Last week at Troublemaker Studios, Capital Area Statues unveiled its third major public sculpture, that of music idol and cultural touchstone Nelson. At one point, the real Red-Headed Stranger gripped an inscribed maquette of artist Clete Shields’ affable image while leaning against the bronze edition, which is taller, even, than entertainer Turk Pipkin, who stood nearby
The group’s previous gifts to the city were the Philosopher’s Rock (local author trio J. Frank Dobie, Roy Bedichek and Walter Prescott Webb) at Barton Springs and Archives War cannoneer Angelina Eberly on Congress Avenue. In this case, the subject is living. And he needs no historical elaboration.
The $300,000 future tourist attraction is slated for installation at the base of the ACL Live stairs at the W Austin Hotel and Residences sometime in early 2012. Its arrival was slowed by concerns over the safety of folks who will inevitably talk to the bronze Willie, play guitar with Willie and ask Willie career advice on the corner site.
“If we make a mistake, it could last a thousand years,” said author and CAST board member Lawrence Wright, while assuring the ecstatic mass of 100 or so guests that new safety measures would make the statue even more magnetic.

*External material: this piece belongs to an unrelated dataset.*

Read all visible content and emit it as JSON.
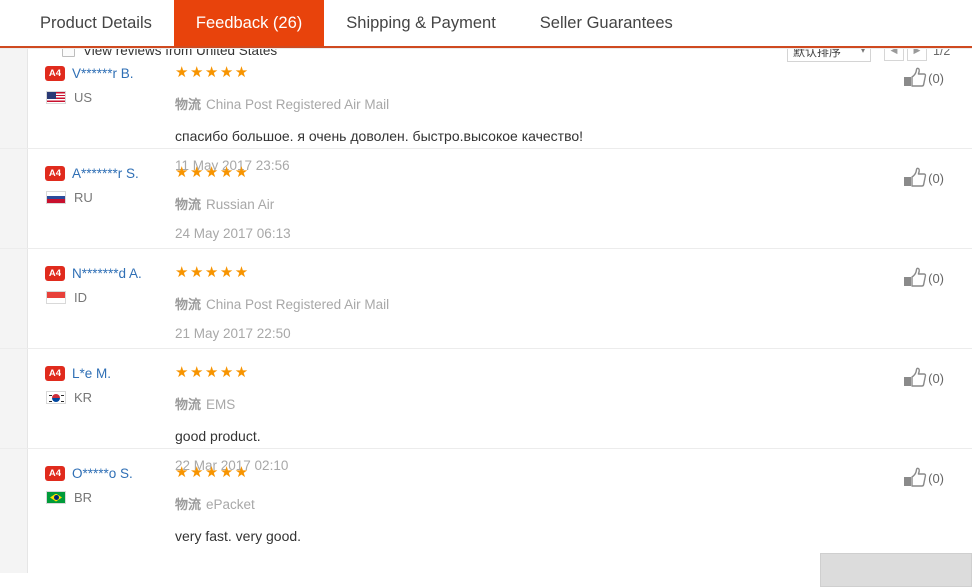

His braids coming back just as the statue will memorialize them in bronze, Nelson beamed and joked, but said little during the outdoor unveiling at the studios where producer and CAST board member Elizabeth Avellan and director Robert Rodriguez make their magic. (All invitees signed agreements not to reveal anything about ongoing projects we might spy at the converted office complex on the former Mueller Airport site. All I could make out were posters and props from past movie projects, including a mannikin with a gun that I kept thinking was a potential subject for a social photograph.)
Rodriguez had secured the services of artist Shields, who had made sculptures in tandem with the filmmaker’s movies. The Nelson piece was financed by selling 29 maquettes of the final product for $10,000 each. One remains to be sold.
The reception gathered multiple Austin clans, mixing media, movies, music, business and charity types. Also on the CAST board are author and screenwriter Bill Wittliff, lawyer Amon Burton, publicist Vincent Salas, singer Marcia Ball and author Stephen Harrigan. Representing “Austin City Limits” and/or ACL Live were Terry Lickona, Ed Bailey, Tim Neece, Colleen Fischer and Freddy Fletcher, as well as crucial development connectors Val and Beau Armstrong.
Adding to the evening’s lustre were mayors present and past Lee Leffingwell (who will make “an announcment” about his political future soon) and Will Wynn, notable Nelson family members Bobbie and Annie, filmmaker and humanitarian Christy Pipkin (along with aforementioned towering husband, on his way to the Napa Valley Film Festival), Downtown Austin Alliance’s Charlie Betts, key charity supporter Sally Wittliff, communicator Dan Bullock, U.S. Money Reserve’s Olga Campos and CultureMap Austin’s Kevin Benz.
Why not show the sculpture in its entirety here? Because we agreed not to do so. The public and the rest of the media will enjoy the full visual disclosure in 2012. Promise.
Ihad so many questions about the Settlement Home Garage Sale. Volunteer leadersMarilyn Willson, Margaret Scott and Michele Brocatoanswered many of them during the preview party at the Palmer Events Center. Then Andrea Ball’s American-Statesman story on Nov. 4 answered the rest of them.
Just one look at the hundreds of thousands of items for resale in the vast center was enough to convince me that this fundraiser is a yearlong effort. As Ball reported, the Garage Sale, which will return next year, brings in more than 15,000 people and up to $500,000 a year to fund the treatment center for abused, neglected and emotionally troubled girls. Volunteers are collecting, cleaning, organizing and moving the massive trove of cast-offs every month of the year.
I surveyed what seemed like acres of clothing, shoes, furniture, books, DVDs, posters, toys, hunting gear and even some high-end-looking silver and china. Familiar Austinites — Ann Showers Butler, Lance Avery Morgan, Denise Gamino, Pat Brown, David Stark, Dick Rathgeber, for instance — were waiting around every corner.
The Settlement Home is one of Austin’s oldest charities. I always group it in my mind with the Helping Hand Home for Children and Austin Symphony Orchesta. The three have found proven ways of raising money by tapping into the loyalty of volunteers. Let’s hope they continue to do so.